(Stored data)
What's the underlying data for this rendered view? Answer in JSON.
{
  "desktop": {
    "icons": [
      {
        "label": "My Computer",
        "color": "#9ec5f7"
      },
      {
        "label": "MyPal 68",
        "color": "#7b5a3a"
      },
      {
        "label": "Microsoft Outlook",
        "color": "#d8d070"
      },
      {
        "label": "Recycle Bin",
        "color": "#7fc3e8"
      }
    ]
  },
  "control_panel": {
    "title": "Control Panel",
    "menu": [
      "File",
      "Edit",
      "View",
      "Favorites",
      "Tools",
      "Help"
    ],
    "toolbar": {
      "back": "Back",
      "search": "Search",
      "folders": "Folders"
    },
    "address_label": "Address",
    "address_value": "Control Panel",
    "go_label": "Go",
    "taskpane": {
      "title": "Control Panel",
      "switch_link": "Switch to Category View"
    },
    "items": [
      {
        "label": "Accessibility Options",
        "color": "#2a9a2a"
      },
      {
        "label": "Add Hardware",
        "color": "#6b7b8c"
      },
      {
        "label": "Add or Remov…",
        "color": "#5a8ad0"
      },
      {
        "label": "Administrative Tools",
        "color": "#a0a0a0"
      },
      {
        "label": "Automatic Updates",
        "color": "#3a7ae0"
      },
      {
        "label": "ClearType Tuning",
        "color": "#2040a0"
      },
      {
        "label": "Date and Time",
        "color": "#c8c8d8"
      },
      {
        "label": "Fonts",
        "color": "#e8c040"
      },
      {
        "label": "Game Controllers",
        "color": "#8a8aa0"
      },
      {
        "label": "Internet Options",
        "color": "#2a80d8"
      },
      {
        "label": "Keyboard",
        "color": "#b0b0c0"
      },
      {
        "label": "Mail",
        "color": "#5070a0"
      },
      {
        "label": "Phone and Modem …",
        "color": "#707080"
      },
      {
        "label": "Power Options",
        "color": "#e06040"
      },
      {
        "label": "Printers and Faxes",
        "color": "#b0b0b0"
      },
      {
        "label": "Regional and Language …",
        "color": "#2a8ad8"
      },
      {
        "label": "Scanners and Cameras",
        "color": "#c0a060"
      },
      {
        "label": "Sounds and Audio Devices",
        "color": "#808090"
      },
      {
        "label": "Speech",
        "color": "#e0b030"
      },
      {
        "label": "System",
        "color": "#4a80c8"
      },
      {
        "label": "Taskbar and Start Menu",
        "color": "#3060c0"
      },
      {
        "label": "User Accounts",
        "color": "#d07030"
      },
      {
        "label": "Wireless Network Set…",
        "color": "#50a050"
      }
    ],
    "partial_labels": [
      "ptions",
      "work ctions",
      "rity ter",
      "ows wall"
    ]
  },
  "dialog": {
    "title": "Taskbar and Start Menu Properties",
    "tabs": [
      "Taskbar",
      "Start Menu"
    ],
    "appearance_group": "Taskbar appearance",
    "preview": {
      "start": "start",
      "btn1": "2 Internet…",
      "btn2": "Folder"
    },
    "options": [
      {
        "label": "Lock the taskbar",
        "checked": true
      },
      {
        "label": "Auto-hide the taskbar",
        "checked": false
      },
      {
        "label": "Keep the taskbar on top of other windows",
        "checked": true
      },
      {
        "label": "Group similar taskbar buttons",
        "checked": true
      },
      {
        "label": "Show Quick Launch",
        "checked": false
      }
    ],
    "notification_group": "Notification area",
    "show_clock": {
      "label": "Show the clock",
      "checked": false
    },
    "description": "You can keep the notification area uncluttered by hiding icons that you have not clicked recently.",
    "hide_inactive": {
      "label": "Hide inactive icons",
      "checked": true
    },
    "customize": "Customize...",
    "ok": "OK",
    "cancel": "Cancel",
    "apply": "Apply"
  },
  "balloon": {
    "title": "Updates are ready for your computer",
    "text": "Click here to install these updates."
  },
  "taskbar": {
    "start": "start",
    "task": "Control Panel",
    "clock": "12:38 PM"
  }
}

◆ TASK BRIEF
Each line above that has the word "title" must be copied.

◆ SOLUTION TO THIS TASK
    "title": "Control Panel",
      "title": "Control Panel",
    "title": "Taskbar and Start Menu Properties",
    "title": "Updates are ready for your computer",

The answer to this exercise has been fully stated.